ARLINGTON, Va. — The commander of U.S. ground operations against ISIS in Iraq and Syria warned today that the offensive to take back Mosul could spark a large attack by the terror group elsewhere in reaction to their land losses.
There’s precedent in the global attacks — including on home soil — launched during the battle in which ISIS lost another key Iraqi city.
Maj. Gen. Gary Volesky, commander of Combined Joint Forces’ Land Component Command for Operation Inherent Resolve and commander of the 101st Airborne, told reporters via video from Baghdad on Wednesday that he couldn’t give a timeframe for when forces would be in Mosul as he’d rather “under-promise and over-deliver.”
“I would just say tomorrow we’ll be a lot closer to Mosul than we are today,” Volesky said. “My concern is making sure that they’ve got the combat power, they sustain that combat power, and don’t go so fast that they start to, you know, give opportunity to the enemy.”
Peshmerga Command tweeted that the Kurdish forces today began “a major advance from three fronts in North and North East of Mosul.”
“The objectives are to clear a number of nearby villages and secure strategic areas to restrict ISIL’s movements,” the Pesh continued. “This operation follows recent gains by Peshmerga forces in East Mosul and advances by ISF in South Mosul.”
Iraqi and Peshmerga forces are being advised to advance in a way so that they don’t “have to turn around and go back and fight an enemy that has gone to ground and stayed behind,” the general said.
“Because that’s what we expect the enemy is going to do. I mean, we’re seeing it already in the Euphrates River valley. The enemy knows they’re losing. I mean, Baghdadi has said as much, you know, ‘We’ll go back out to the desert where we’ve traditionally been and wait.’ Well, he’ll get the opportunity to do that here in the next period of time,” Volesky continued.
“But I expect that they’re going to go into an insurgency mode and they’ll try to do these high-profile, spectacular attacks to draw attention away from the losses that they’re suffering. I mean, we’ve seen them do that before. When they lose terrain in Iraq, there’s — they try to do a spectacular attack to tell everybody, you know, they’re still a relevant organization.”
During the battle to retake Ramadi from ISIS, which the Islamic State lost in February, terrorist attacks attributed to ISIS included the October 2015 downing of a Metrojet flying from Sharm El Sheikh to St. Petersburg, the November terror spree by an ISIS cell in Paris, the December attack in San Bernardino, and the January attacks on a Starbucks and police station in Jakarta.

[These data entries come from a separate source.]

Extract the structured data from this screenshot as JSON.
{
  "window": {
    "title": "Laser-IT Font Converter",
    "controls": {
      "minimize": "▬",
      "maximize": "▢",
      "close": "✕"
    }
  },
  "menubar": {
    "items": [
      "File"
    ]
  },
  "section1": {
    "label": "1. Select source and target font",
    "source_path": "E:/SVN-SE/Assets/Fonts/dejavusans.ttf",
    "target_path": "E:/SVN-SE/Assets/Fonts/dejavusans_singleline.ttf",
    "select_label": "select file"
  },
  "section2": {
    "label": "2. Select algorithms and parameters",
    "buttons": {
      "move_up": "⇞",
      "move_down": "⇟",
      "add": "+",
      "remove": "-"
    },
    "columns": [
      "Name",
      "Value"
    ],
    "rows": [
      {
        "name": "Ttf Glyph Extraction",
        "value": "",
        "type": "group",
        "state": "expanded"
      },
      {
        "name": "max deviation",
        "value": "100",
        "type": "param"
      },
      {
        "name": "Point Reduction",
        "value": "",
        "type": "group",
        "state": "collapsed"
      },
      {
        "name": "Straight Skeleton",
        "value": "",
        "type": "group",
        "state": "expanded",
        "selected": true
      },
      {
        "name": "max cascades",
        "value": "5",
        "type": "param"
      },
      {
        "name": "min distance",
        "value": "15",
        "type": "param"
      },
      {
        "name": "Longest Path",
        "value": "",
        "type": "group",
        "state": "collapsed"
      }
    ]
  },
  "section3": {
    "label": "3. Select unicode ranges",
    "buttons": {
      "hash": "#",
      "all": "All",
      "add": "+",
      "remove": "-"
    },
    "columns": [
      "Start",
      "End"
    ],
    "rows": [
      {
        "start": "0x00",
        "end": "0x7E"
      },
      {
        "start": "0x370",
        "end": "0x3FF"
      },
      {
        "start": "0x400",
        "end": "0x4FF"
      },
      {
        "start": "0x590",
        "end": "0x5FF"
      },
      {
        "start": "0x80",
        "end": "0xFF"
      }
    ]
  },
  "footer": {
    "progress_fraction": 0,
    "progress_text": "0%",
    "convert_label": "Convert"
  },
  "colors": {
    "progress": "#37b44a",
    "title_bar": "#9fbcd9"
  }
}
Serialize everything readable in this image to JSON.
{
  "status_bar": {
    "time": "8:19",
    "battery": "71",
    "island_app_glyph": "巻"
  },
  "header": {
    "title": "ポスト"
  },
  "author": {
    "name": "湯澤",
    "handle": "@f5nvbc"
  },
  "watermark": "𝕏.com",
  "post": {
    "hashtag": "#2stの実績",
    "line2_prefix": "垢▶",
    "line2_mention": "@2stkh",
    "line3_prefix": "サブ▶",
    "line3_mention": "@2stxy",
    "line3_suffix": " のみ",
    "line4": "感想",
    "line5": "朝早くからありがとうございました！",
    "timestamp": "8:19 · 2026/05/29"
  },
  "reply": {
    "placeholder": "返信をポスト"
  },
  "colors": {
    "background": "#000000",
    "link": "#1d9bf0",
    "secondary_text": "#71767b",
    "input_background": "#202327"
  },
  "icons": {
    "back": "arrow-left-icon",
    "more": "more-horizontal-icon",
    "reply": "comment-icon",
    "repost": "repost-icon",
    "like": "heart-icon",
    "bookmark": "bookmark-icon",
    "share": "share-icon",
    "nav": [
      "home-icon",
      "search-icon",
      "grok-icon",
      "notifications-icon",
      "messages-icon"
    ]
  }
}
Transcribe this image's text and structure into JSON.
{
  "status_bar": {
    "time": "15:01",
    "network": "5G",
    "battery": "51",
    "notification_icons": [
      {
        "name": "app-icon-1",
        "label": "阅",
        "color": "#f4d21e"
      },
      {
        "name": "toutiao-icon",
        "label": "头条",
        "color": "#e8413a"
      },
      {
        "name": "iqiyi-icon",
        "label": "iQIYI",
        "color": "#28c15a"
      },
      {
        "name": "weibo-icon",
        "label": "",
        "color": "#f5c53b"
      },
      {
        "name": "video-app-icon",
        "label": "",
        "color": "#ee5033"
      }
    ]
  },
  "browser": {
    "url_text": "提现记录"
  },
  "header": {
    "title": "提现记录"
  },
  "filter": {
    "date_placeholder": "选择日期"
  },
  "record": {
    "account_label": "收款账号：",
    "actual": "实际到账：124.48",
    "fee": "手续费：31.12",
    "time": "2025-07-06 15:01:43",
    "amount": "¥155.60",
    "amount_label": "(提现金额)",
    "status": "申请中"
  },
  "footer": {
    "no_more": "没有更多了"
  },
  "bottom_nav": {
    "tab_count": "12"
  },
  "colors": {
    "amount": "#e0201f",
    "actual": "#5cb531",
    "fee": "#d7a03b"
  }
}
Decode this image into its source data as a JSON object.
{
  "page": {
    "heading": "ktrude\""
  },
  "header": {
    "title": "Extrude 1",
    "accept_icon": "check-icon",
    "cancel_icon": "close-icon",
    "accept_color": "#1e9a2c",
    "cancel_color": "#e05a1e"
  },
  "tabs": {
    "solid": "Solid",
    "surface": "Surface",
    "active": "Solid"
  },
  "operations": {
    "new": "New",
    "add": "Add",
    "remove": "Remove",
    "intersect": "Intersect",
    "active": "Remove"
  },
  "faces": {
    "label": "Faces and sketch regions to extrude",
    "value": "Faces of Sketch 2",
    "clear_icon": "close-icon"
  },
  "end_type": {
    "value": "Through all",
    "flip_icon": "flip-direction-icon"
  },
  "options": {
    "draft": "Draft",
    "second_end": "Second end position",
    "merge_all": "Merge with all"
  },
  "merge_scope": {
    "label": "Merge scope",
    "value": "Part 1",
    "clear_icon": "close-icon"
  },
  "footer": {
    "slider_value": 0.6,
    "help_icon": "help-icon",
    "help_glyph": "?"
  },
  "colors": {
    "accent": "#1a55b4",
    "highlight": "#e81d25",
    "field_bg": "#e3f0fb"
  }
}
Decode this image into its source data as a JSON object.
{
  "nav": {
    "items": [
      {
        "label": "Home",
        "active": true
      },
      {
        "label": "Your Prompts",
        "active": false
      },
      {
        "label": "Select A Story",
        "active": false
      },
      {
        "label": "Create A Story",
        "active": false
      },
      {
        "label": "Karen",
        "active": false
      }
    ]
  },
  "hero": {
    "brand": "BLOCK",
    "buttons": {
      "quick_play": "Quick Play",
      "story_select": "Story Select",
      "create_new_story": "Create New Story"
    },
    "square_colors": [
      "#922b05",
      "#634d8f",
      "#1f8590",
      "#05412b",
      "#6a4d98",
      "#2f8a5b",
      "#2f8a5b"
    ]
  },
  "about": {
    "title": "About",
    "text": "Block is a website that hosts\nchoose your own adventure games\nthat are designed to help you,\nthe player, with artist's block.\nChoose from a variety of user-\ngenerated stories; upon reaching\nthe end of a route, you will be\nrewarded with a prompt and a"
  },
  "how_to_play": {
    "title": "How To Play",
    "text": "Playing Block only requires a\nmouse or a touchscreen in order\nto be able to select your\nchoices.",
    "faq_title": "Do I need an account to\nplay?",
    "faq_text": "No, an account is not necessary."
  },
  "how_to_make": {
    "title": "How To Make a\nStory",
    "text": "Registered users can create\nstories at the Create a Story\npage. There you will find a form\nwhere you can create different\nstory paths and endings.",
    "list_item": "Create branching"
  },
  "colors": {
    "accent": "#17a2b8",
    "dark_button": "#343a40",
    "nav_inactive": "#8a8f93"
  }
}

Volesky said the coalition is “not doing any detainee operations” for any ISIS fighters taken into custody during the battle for Mosul, but instructions are understood to “treat people with dignity and respect or the fight becomes much, much harder.”
Iraq will be responsible for keeping any captured ISIS terrorists.
The general confirmed that ISIS is using IEDs attached to drones — “really, a lot of commercial, off-the-shelf kind of things we’ve seen” — though they’re “clearly not the capacity or capability” that the coalition has. ISIS has used drones before to help film their propaganda videos.
“The other thing that we’ve seen that’s been a little bit different is the way they’re using their vehicle-borne IEDs. You know, we saw for the first time really yesterday where they used it to delay Iraqi security forces so they could withdraw. We hadn’t really seen that before. Normally, that’s been an offensive, you know, tactic — technique they’ve used to run VBIEDs in and make an impact,” Volesky said.
“So we’re starting to see them, you know, use that more in defensive ways, which really kind of reinforces the point that they are completely on the defensive and are just trying to hold on.”
Volesky said they’re also seeing more use of indirect fire. “Yesterday and the day prior, a lot more mortars, more rockets. We’ve been able to counter-fire pretty effectively. As you know, we’ve got artillery here, as well as HIMARS rockets, as well as our combat aviation and our close-air support folks are doing that,” he added.
He noted that Iraqi forces are getting more counterinsurgency instruction in U.S. training centers “so that they can be ready for it when the enemy transitions” to a terror group without a caliphate.
The general said the Iraqi forces got “needed” confidence from taking back Ramadi “and then you’ve see this drumbeat go.”
“Every time they take a piece of terrain away from ISIL, that’s a drumbeat,” Volesky said. “And that drumbeat is getting louder and louder every step they get closer to Mosul.”